(Data records for software interfaces)
++++++

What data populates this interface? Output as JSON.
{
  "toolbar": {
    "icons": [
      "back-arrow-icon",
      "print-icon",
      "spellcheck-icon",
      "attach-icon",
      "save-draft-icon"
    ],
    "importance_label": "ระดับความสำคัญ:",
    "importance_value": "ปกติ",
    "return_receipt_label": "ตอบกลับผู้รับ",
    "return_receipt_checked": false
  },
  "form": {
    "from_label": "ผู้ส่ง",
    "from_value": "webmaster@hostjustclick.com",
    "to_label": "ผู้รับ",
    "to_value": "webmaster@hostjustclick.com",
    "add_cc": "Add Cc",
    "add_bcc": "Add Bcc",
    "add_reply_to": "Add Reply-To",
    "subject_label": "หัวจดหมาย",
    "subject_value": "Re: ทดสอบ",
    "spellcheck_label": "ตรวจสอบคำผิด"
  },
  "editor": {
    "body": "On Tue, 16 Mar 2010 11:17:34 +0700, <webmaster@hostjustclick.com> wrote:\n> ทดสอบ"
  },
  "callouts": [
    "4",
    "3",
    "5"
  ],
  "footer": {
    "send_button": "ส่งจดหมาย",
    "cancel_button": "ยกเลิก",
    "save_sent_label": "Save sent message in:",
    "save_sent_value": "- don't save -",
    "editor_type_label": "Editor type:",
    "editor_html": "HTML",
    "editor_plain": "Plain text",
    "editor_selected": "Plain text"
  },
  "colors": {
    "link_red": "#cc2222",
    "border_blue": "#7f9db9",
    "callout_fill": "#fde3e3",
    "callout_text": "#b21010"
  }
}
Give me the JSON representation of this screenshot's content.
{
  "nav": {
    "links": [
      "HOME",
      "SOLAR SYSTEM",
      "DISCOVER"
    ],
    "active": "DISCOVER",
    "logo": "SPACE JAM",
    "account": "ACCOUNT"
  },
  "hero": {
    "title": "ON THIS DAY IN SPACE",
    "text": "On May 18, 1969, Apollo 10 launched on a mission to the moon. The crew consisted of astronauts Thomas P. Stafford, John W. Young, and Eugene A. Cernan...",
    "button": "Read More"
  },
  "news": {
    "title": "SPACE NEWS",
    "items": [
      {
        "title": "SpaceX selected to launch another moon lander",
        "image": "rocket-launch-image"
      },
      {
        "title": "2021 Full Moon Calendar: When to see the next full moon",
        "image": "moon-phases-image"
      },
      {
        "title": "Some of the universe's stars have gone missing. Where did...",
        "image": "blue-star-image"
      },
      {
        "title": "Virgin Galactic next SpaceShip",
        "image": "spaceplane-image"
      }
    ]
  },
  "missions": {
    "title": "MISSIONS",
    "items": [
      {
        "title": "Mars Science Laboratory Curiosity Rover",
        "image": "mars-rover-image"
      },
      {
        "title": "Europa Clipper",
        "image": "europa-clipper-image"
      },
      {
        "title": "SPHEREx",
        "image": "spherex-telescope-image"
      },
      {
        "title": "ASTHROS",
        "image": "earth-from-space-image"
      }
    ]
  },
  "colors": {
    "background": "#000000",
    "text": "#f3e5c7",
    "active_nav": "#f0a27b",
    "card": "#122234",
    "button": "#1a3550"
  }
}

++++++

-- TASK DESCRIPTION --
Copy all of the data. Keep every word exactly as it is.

-- YOUR SOLUTION --
What data populates this interface? Output as JSON.
{
  "toolbar": {
    "icons": [
      "back-arrow-icon",
      "print-icon",
      "spellcheck-icon",
      "attach-icon",
      "save-draft-icon"
    ],
    "importance_label": "ระดับความสำคัญ:",
    "importance_value": "ปกติ",
    "return_receipt_label": "ตอบกลับผู้รับ",
    "return_receipt_checked": false
  },
  "form": {
    "from_label": "ผู้ส่ง",
    "from_value": "webmaster@hostjustclick.com",
    "to_label": "ผู้รับ",
    "to_value": "webmaster@hostjustclick.com",
    "add_cc": "Add Cc",
    "add_bcc": "Add Bcc",
    "add_reply_to": "Add Reply-To",
    "subject_label": "หัวจดหมาย",
    "subject_value": "Re: ทดสอบ",
    "spellcheck_label": "ตรวจสอบคำผิด"
  },
  "editor": {
    "body": "On Tue, 16 Mar 2010 11:17:34 +0700, <webmaster@hostjustclick.com> wrote:\n> ทดสอบ"
  },
  "callouts": [
    "4",
    "3",
    "5"
  ],
  "footer": {
    "send_button": "ส่งจดหมาย",
    "cancel_button": "ยกเลิก",
    "save_sent_label": "Save sent message in:",
    "save_sent_value": "- don't save -",
    "editor_type_label": "Editor type:",
    "editor_html": "HTML",
    "editor_plain": "Plain text",
    "editor_selected": "Plain text"
  },
  "colors": {
    "link_red": "#cc2222",
    "border_blue": "#7f9db9",
    "callout_fill": "#fde3e3",
    "callout_text": "#b21010"
  }
}
Give me the JSON representation of this screenshot's content.
{
  "nav": {
    "links": [
      "HOME",
      "SOLAR SYSTEM",
      "DISCOVER"
    ],
    "active": "DISCOVER",
    "logo": "SPACE JAM",
    "account": "ACCOUNT"
  },
  "hero": {
    "title": "ON THIS DAY IN SPACE",
    "text": "On May 18, 1969, Apollo 10 launched on a mission to the moon. The crew consisted of astronauts Thomas P. Stafford, John W. Young, and Eugene A. Cernan...",
    "button": "Read More"
  },
  "news": {
    "title": "SPACE NEWS",
    "items": [
      {
        "title": "SpaceX selected to launch another moon lander",
        "image": "rocket-launch-image"
      },
      {
        "title": "2021 Full Moon Calendar: When to see the next full moon",
        "image": "moon-phases-image"
      },
      {
        "title": "Some of the universe's stars have gone missing. Where did...",
        "image": "blue-star-image"
      },
      {
        "title": "Virgin Galactic next SpaceShip",
        "image": "spaceplane-image"
      }
    ]
  },
  "missions": {
    "title": "MISSIONS",
    "items": [
      {
        "title": "Mars Science Laboratory Curiosity Rover",
        "image": "mars-rover-image"
      },
      {
        "title": "Europa Clipper",
        "image": "europa-clipper-image"
      },
      {
        "title": "SPHEREx",
        "image": "spherex-telescope-image"
      },
      {
        "title": "ASTHROS",
        "image": "earth-from-space-image"
      }
    ]
  },
  "colors": {
    "background": "#000000",
    "text": "#f3e5c7",
    "active_nav": "#f0a27b",
    "card": "#122234",
    "button": "#1a3550"
  }
}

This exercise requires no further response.